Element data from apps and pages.
^^^^

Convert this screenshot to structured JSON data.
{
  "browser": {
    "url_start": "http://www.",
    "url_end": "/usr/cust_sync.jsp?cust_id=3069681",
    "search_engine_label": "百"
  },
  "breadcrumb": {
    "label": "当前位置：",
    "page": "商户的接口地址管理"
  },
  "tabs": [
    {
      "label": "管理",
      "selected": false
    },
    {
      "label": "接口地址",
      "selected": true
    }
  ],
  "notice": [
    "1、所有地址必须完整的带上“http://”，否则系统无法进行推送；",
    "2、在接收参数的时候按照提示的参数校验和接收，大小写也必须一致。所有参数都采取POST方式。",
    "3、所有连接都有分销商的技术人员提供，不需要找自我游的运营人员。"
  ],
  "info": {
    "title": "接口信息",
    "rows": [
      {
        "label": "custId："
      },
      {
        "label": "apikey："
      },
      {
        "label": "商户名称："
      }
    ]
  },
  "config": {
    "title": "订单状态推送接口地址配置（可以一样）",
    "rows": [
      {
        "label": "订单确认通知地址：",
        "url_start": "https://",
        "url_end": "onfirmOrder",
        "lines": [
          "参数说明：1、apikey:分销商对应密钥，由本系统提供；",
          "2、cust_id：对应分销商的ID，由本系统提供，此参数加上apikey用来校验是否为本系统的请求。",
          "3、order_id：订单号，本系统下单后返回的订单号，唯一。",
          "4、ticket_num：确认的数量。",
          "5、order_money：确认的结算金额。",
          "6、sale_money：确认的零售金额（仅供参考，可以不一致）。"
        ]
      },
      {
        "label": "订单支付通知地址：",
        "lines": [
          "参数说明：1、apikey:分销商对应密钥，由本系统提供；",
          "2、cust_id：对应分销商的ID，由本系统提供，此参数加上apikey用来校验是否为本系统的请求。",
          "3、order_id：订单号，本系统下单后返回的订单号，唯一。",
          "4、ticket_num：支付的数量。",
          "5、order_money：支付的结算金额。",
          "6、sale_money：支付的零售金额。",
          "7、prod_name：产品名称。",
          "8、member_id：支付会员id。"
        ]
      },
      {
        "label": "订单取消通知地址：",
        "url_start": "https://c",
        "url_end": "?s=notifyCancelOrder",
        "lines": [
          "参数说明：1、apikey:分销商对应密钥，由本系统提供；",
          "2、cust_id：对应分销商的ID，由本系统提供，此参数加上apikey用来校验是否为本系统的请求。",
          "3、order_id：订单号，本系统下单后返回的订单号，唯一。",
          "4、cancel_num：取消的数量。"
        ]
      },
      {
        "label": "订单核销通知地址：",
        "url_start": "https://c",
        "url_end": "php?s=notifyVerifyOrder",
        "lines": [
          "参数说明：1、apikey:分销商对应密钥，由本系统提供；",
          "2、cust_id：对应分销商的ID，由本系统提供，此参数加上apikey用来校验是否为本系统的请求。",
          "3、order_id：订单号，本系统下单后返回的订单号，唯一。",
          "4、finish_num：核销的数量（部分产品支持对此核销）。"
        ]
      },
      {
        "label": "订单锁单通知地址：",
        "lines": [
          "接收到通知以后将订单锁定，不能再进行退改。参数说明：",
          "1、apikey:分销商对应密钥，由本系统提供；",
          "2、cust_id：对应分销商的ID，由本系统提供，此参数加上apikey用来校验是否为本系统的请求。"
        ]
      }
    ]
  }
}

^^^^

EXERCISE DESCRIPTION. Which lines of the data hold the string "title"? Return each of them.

EXERCISE OUTPUT.
    "title": "接口信息",
    "title": "订单状态推送接口地址配置（可以一样）",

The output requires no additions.